Despite the fact that populism seems to be what Argentina turns to for relief when the people feel that the burden placed on them is unfair, the economic policies of Argentina’s many populist administrations were less than beneficial—economic mismanagement, corruption, and manipulation of statistics in the case of Fernández de Kirchner’s administration did nothing good for the Argentine economy, and some, like TIME magazine, argue that she “ran the country into the ground.” Whatever the quality of Kirchner or Fernández de Kirchner’s economic policy, though, the trigger for the economic instability of their administration and the crisis that spanned the 2000’s was the 2001 default. It is biased to pin the state of the economy solely on Kirchner, or populism in general, since populism is what the Argentine people turned to in the face of that crisis. However, the administration’s chronic overspending initially increased Argentina’s debt even further, and then, once Argentina was shut out of capital markets, led to high inflation through printing more money.

Vultures and Carrion

In 2015, Mauricio Macri inherited an Argentina excluded from global credit markets due to a bitter legal battle with holdout creditors. The dispute was left over from the massive 2001 default of almost US$100 billion, where some funds, called “vultures” or “vulture funds,” refused a renegotiated price of 30 cents to the dollar and demanded to be paid in full. Some of Macri’s first actions after taking office were settling with the holdouts, and lifting currency controls. He implemented a policy of slow and steady changes, or gradualismo, in the hope that he would avoid the unpopularity of previous leaders who tried to institute too many spending cuts.

When the Argentine peso collapsed in 2018, Macri’s gradualismo was brought to a harsh end. In exchange for US$56 billion from the International Monetary Fund (IMF), he significantly cut spending, which destroyed much of Macri’s popularity within the country. As a result, Argentina turned away from him and towards history. Many Argentines dislike the IMF because it demanded austerity measures in order for them to receive a loan. The debt as percentage of GDP is 5 percent in Argentina, quite close in comparison to 4.5 percent in the United States, which means that the market in the United States tolerates debt more than Argentina. That the United States is given more free rein on its debt is determined by the market and other factors, but populism appeals to those who feel that they have been slighted, whether by international markets or other countries.

Looking Forward

The election of Alberto Fernández, with Cristina Fernández de Kirchner as vice president, represents a swing towards the past and towards populism.  Even without Kirchner at the top, Fernández’s ticket still carries and represents the Kirchner name, and with populism, representation and perception is incredibly important. Like the Perón legacy, the legacy that is currently alive and well in Argentine politics is one that advocates high spending and antagonism towards the IMF, the United States, and Great Britain. But that is understandable, given that under Macri’s administration, things have not really gotten better. And so, as the risk of a ninth default looms, especially with continuing inflation and another collapse of the peso in late 2019, the Argentine people have turned to the ones who promise something better.

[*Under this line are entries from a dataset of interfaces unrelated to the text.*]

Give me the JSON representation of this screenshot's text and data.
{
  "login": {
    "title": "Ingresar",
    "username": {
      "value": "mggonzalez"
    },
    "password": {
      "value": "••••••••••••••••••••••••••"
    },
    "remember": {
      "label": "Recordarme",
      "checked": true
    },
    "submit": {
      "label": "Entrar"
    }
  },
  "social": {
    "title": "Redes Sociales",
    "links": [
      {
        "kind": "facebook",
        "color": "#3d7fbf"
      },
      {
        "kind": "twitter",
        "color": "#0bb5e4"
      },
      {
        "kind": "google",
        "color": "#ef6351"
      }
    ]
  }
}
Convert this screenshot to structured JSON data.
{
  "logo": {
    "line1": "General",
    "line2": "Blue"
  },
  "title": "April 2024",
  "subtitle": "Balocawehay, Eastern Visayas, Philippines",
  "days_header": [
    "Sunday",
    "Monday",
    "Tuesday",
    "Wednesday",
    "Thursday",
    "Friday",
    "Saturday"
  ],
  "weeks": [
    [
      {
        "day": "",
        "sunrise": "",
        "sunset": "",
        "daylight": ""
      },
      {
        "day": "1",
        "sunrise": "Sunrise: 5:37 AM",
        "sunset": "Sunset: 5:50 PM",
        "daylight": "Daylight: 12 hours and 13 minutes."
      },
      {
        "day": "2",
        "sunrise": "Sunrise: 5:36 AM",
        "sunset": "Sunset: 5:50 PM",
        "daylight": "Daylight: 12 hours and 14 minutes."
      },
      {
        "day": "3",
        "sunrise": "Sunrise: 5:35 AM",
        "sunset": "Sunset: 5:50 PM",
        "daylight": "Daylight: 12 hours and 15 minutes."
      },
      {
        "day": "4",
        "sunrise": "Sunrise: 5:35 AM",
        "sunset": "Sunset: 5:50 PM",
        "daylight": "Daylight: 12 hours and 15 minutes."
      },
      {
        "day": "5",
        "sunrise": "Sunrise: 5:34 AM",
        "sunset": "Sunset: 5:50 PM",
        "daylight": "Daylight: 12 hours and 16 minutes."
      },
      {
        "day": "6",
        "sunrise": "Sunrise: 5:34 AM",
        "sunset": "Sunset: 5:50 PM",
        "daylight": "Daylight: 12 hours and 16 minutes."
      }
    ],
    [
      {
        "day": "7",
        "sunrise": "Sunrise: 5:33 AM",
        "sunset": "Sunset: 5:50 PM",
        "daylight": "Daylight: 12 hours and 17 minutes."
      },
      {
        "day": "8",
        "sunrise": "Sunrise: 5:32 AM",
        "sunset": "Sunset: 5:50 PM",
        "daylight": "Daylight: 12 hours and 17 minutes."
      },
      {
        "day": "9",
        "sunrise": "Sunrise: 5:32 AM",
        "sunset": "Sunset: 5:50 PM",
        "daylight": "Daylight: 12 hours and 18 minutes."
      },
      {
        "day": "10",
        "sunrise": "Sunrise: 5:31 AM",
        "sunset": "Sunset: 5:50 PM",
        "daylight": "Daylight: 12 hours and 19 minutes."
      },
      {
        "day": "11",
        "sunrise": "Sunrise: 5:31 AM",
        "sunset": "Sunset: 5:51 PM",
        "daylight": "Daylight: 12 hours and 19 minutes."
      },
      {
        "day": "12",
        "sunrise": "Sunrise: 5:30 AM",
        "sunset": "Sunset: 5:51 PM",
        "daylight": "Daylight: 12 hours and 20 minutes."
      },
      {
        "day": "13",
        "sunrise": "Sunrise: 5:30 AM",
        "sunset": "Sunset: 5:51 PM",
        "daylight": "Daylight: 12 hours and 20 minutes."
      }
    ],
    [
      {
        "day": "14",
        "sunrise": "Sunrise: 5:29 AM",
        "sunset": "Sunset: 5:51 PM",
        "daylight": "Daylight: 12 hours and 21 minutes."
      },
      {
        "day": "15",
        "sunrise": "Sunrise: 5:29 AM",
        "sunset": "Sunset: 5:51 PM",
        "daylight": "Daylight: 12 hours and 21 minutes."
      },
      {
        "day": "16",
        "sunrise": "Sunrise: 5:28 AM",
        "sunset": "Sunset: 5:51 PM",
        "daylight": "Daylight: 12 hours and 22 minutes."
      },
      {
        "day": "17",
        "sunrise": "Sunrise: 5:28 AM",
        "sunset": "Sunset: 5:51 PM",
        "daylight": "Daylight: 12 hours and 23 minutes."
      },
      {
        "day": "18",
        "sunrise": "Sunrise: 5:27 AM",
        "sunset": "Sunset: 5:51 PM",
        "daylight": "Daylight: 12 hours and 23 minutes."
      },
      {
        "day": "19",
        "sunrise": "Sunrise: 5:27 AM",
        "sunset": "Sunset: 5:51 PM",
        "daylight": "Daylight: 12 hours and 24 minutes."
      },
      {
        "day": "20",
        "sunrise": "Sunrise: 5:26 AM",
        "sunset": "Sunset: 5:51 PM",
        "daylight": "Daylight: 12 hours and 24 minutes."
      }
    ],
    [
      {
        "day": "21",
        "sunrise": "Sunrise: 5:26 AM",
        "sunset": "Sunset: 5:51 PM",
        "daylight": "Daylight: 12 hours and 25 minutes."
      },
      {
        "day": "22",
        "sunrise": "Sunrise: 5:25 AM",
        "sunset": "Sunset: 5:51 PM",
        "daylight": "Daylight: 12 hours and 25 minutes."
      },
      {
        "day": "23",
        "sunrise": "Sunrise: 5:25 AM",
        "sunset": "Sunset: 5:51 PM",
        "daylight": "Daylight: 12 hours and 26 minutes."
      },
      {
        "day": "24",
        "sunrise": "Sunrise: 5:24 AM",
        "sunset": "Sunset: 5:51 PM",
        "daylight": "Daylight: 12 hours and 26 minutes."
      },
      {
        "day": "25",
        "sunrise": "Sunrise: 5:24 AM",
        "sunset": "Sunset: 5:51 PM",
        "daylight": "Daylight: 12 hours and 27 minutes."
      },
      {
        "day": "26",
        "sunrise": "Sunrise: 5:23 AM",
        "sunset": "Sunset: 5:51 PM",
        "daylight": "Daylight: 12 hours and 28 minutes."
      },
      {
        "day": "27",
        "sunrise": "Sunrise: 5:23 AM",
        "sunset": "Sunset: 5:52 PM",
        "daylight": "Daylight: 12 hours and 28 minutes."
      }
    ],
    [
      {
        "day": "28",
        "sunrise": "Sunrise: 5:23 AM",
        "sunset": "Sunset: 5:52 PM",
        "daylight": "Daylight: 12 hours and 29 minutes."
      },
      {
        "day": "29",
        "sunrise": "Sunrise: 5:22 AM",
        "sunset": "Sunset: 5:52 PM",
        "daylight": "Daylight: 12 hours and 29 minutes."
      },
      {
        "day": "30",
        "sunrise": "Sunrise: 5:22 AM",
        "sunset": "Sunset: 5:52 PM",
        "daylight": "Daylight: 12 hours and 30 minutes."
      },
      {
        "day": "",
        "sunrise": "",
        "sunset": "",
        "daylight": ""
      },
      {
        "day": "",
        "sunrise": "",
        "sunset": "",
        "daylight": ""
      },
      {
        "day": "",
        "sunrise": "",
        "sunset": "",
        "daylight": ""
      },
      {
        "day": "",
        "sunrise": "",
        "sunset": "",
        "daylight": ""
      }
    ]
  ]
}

With a struggling economy and little international help without severe and painful spending cuts, the pro-business Macri has become a representation of a system that has failed them, again and again. As the economy deteriorates, as it has so many times in the past, Argentina has embraced a populist legacy. To turn again to populism is a risk, of course, because the recurrence of overspending means that the economy will likely stay locked in its current place, and future generations must suffer and shoulder the burden. However, Argentina could also just cast that burden off, like they have many times before. Investors have shown that they are willing to re-enter Argentina after a default, so why should now, or the next time—or the next—be any different?